Only one of the bombs went off: when Romano Prodi, the president of the European Commission, opened a book he received through the post last Saturday, incendiary material inside burst into flames, damaging furnishings in his home. Mr Prodi was unhurt.
Similar devices sent to the president of the European Central Bank in Frankfurt, Jean-Claude Trichet, and pan-European police and justice organisations in Holland, were dismantled before they could do any damage.
Police were alerted to the bombing campaign a few days before when two devices exploded in rubbish bins outside Mr Prodi's home. The blasts were claimed by a group calling itself the Informal Federation of Anarchists, which warned that other European targets were also in its sights.
The Italian media is abuzz with speculation about who might be responsible. The strongest theory is that the parcels come from a joint Spanish and Italian "anarcho-insurrectionist" group.
Investigators in Bologna, quoted by the newspaper Corriere della Sera yesterday, said the campaign was similar to one conducted against Spanish targets, including Iberian Airlines, a year ago.
In both cases, hollowed-out books containing crude incendiary devices were sent to the victims, and were signed "5Cs", which stands, in Italian, for "cells against capital, prisons, wardens and [prison] cells".
Extremists from the two countries are said to be united around Claudio Lavazza, an Italian serving a jail sentence in Andalusia after killing two policemen during a bank robbery in Cordoba in 1996.
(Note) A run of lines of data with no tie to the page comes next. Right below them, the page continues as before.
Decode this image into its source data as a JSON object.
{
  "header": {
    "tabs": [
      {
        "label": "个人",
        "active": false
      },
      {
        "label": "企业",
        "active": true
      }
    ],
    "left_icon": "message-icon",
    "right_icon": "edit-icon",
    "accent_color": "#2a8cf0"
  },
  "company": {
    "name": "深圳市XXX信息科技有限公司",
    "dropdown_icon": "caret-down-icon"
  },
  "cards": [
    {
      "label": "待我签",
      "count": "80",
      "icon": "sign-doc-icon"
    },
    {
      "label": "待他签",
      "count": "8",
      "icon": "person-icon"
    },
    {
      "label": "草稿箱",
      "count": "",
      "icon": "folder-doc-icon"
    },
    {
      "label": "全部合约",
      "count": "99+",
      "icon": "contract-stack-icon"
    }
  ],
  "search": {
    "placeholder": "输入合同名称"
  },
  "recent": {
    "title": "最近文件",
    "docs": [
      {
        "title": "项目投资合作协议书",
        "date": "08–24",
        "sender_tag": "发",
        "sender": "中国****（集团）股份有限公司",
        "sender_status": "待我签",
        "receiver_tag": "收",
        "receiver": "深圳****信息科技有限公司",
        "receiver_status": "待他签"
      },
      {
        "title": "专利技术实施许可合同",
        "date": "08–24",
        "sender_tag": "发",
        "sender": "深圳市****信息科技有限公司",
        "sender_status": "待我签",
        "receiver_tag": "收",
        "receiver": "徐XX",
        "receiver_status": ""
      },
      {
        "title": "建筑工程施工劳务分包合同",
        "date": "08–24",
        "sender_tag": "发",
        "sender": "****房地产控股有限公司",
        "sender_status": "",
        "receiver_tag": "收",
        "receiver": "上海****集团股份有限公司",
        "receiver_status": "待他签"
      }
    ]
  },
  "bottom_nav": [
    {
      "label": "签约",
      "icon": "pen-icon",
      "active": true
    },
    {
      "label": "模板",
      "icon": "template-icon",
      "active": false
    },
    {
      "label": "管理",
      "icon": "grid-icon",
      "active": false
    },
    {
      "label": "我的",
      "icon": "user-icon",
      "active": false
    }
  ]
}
Italian investigators believe some Spanish group members visited their Bolognese counterparts about a month ago, perhaps to plan the recent actions against the structure and officials of the EU - an initiative designed to gain maximum publicity.Reuse content